Try not to use an ESXi host for the deployment target but rather the vCenter itself in order for Distributed Port Groups to show up later on, this is a must if you only have 2 NICs already on a port group.

The below are just temporary until the vCenter is migrated after which it will assume the original hostname and IP of the vCenter you are upgrading and the earlier would be shutdown though not deleted.

As you can see above, there are a lot of errors popping up prior to the actual migration of vCenter from 7.0 to 8.0 . You will need to go through each one of these error and figure out if that is something you can mitigate, live with, or cannot risk. The only risky error is the unsupported extensions such as NSX which actually broke post upgrade of vCenter though NSX overlay kept working yet the console was practically broken (vCenter Compute Manager disappeared with error rebuilding index). Since I needed to remove the vSphere VIBs anyhow, I did not try to re-register the extension and see if that sorts it out.
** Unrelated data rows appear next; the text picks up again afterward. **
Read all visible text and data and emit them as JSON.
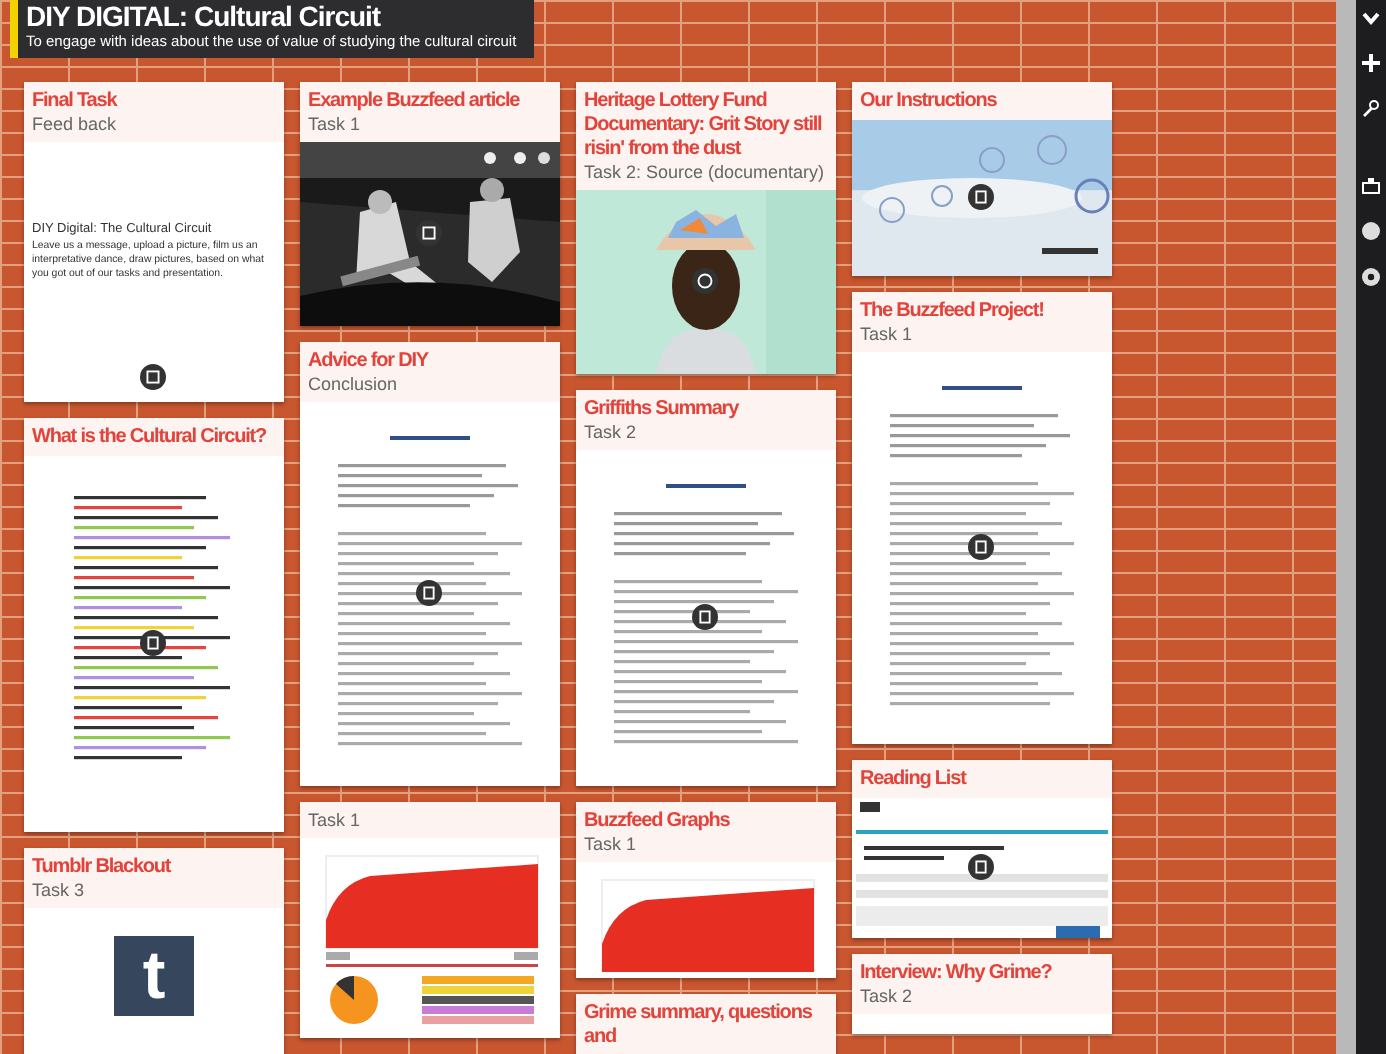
{
  "board": {
    "title": "DIY DIGITAL: Cultural Circuit",
    "description": "To engage with ideas about the use of value of studying the cultural circuit"
  },
  "columns": [
    {
      "cards": [
        {
          "title": "Final Task",
          "subtitle": "Feed back",
          "preview": {
            "kind": "note",
            "heading": "DIY Digital: The Cultural Circuit",
            "text": "Leave us a message, upload a picture, film us an interpretative dance, draw pictures, based on what you got out of our tasks and presentation."
          }
        },
        {
          "title": "What is the Cultural Circuit?",
          "preview": {
            "kind": "colordoc"
          }
        },
        {
          "title": "Tumblr Blackout",
          "subtitle": "Task 3",
          "preview": {
            "kind": "logo",
            "letter": "t"
          }
        }
      ]
    },
    {
      "cards": [
        {
          "title": "Example Buzzfeed article",
          "subtitle": "Task 1"
        },
        {
          "title": "Advice for DIY",
          "subtitle": "Conclusion",
          "preview": {
            "kind": "document"
          }
        },
        {
          "subtitle": "Task 1",
          "preview": {
            "kind": "chart"
          }
        }
      ]
    },
    {
      "cards": [
        {
          "title": "Heritage Lottery Fund Documentary: Grit Story still risin' from the dust",
          "subtitle": "Task 2: Source (documentary)",
          "preview": {
            "kind": "video"
          }
        },
        {
          "title": "Griffiths Summary",
          "subtitle": "Task 2",
          "preview": {
            "kind": "document"
          }
        },
        {
          "title": "Buzzfeed Graphs",
          "subtitle": "Task 1",
          "preview": {
            "kind": "chart"
          }
        },
        {
          "title": "Grime summary, questions and"
        }
      ]
    },
    {
      "cards": [
        {
          "title": "Our Instructions",
          "preview": {
            "kind": "slides"
          }
        },
        {
          "title": "The Buzzfeed Project!",
          "subtitle": "Task 1",
          "preview": {
            "kind": "document"
          }
        },
        {
          "title": "Reading List",
          "preview": {
            "kind": "webpage"
          }
        },
        {
          "title": "Interview: Why Grime?",
          "subtitle": "Task 2"
        }
      ]
    }
  ]
}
Update: After waiting a couple of hours, NSX Manager actually re-built the index and registered again with the new vCenter 8 without any manual intervention so that continues to work fine, of course pending VMware release of the required ESXi networking module to upgrade vSphere hosts accordingly.

Anyhow, moving on with the upgrade of vCenter 7 to 8 in deciding what is to be migrated as part of the post migration process.


Everything looks to be working fine as of now so next up is upgrading vSphere 7 to vSphere 8 so stay tuned.

May the Peace, Mercy, and Blessing of God Be Upon You